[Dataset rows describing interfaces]

================

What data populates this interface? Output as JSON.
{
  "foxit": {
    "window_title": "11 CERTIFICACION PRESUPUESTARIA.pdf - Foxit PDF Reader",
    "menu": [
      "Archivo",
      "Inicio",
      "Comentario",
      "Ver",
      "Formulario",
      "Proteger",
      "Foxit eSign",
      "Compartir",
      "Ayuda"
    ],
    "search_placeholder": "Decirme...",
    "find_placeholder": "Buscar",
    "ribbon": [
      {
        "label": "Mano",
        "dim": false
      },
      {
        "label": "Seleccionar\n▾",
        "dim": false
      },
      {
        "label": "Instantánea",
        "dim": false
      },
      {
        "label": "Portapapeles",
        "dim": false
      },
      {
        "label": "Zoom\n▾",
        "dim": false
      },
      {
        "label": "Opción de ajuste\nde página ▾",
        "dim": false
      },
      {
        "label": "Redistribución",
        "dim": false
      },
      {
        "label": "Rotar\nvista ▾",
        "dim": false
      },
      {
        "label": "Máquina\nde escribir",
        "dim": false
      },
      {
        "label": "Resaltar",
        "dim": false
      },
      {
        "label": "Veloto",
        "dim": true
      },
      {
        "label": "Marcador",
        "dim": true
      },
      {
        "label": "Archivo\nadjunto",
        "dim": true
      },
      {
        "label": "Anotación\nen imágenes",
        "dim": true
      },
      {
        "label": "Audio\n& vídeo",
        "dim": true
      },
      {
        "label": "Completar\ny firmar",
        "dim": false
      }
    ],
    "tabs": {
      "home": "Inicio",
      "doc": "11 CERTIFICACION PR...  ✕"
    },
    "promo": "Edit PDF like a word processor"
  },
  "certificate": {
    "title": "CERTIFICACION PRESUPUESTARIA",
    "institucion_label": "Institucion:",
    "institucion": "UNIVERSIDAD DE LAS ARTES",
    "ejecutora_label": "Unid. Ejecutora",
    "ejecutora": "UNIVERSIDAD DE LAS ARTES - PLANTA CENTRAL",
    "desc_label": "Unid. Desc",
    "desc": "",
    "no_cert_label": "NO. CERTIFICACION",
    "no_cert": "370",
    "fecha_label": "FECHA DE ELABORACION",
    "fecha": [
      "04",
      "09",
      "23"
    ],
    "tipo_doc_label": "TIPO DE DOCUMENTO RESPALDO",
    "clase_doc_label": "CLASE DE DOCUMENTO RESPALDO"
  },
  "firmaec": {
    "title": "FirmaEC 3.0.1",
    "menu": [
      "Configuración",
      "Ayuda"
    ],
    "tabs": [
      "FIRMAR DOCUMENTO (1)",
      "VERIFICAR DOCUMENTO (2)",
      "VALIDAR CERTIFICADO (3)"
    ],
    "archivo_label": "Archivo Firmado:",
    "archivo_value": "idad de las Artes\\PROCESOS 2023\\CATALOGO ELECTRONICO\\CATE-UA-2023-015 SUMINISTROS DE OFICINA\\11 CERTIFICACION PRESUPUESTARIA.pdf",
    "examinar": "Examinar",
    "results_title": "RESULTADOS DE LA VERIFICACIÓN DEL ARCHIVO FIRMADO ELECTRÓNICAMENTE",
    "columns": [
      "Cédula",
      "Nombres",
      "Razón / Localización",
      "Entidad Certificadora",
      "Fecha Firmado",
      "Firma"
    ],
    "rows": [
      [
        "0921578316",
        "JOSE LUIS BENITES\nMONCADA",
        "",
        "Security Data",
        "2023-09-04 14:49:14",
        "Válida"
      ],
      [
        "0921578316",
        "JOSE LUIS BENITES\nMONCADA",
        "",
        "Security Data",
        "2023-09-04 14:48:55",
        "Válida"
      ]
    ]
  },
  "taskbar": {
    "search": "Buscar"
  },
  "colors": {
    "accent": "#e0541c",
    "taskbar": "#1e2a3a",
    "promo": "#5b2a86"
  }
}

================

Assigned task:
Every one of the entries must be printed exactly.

Response:
What data populates this interface? Output as JSON.
{
  "foxit": {
    "window_title": "11 CERTIFICACION PRESUPUESTARIA.pdf - Foxit PDF Reader",
    "menu": [
      "Archivo",
      "Inicio",
      "Comentario",
      "Ver",
      "Formulario",
      "Proteger",
      "Foxit eSign",
      "Compartir",
      "Ayuda"
    ],
    "search_placeholder": "Decirme...",
    "find_placeholder": "Buscar",
    "ribbon": [
      {
        "label": "Mano",
        "dim": false
      },
      {
        "label": "Seleccionar\n▾",
        "dim": false
      },
      {
        "label": "Instantánea",
        "dim": false
      },
      {
        "label": "Portapapeles",
        "dim": false
      },
      {
        "label": "Zoom\n▾",
        "dim": false
      },
      {
        "label": "Opción de ajuste\nde página ▾",
        "dim": false
      },
      {
        "label": "Redistribución",
        "dim": false
      },
      {
        "label": "Rotar\nvista ▾",
        "dim": false
      },
      {
        "label": "Máquina\nde escribir",
        "dim": false
      },
      {
        "label": "Resaltar",
        "dim": false
      },
      {
        "label": "Veloto",
        "dim": true
      },
      {
        "label": "Marcador",
        "dim": true
      },
      {
        "label": "Archivo\nadjunto",
        "dim": true
      },
      {
        "label": "Anotación\nen imágenes",
        "dim": true
      },
      {
        "label": "Audio\n& vídeo",
        "dim": true
      },
      {
        "label": "Completar\ny firmar",
        "dim": false
      }
    ],
    "tabs": {
      "home": "Inicio",
      "doc": "11 CERTIFICACION PR...  ✕"
    },
    "promo": "Edit PDF like a word processor"
  },
  "certificate": {
    "title": "CERTIFICACION PRESUPUESTARIA",
    "institucion_label": "Institucion:",
    "institucion": "UNIVERSIDAD DE LAS ARTES",
    "ejecutora_label": "Unid. Ejecutora",
    "ejecutora": "UNIVERSIDAD DE LAS ARTES - PLANTA CENTRAL",
    "desc_label": "Unid. Desc",
    "desc": "",
    "no_cert_label": "NO. CERTIFICACION",
    "no_cert": "370",
    "fecha_label": "FECHA DE ELABORACION",
    "fecha": [
      "04",
      "09",
      "23"
    ],
    "tipo_doc_label": "TIPO DE DOCUMENTO RESPALDO",
    "clase_doc_label": "CLASE DE DOCUMENTO RESPALDO"
  },
  "firmaec": {
    "title": "FirmaEC 3.0.1",
    "menu": [
      "Configuración",
      "Ayuda"
    ],
    "tabs": [
      "FIRMAR DOCUMENTO (1)",
      "VERIFICAR DOCUMENTO (2)",
      "VALIDAR CERTIFICADO (3)"
    ],
    "archivo_label": "Archivo Firmado:",
    "archivo_value": "idad de las Artes\\PROCESOS 2023\\CATALOGO ELECTRONICO\\CATE-UA-2023-015 SUMINISTROS DE OFICINA\\11 CERTIFICACION PRESUPUESTARIA.pdf",
    "examinar": "Examinar",
    "results_title": "RESULTADOS DE LA VERIFICACIÓN DEL ARCHIVO FIRMADO ELECTRÓNICAMENTE",
    "columns": [
      "Cédula",
      "Nombres",
      "Razón / Localización",
      "Entidad Certificadora",
      "Fecha Firmado",
      "Firma"
    ],
    "rows": [
      [
        "0921578316",
        "JOSE LUIS BENITES\nMONCADA",
        "",
        "Security Data",
        "2023-09-04 14:49:14",
        "Válida"
      ],
      [
        "0921578316",
        "JOSE LUIS BENITES\nMONCADA",
        "",
        "Security Data",
        "2023-09-04 14:48:55",
        "Válida"
      ]
    ]
  },
  "taskbar": {
    "search": "Buscar"
  },
  "colors": {
    "accent": "#e0541c",
    "taskbar": "#1e2a3a",
    "promo": "#5b2a86"
  }
}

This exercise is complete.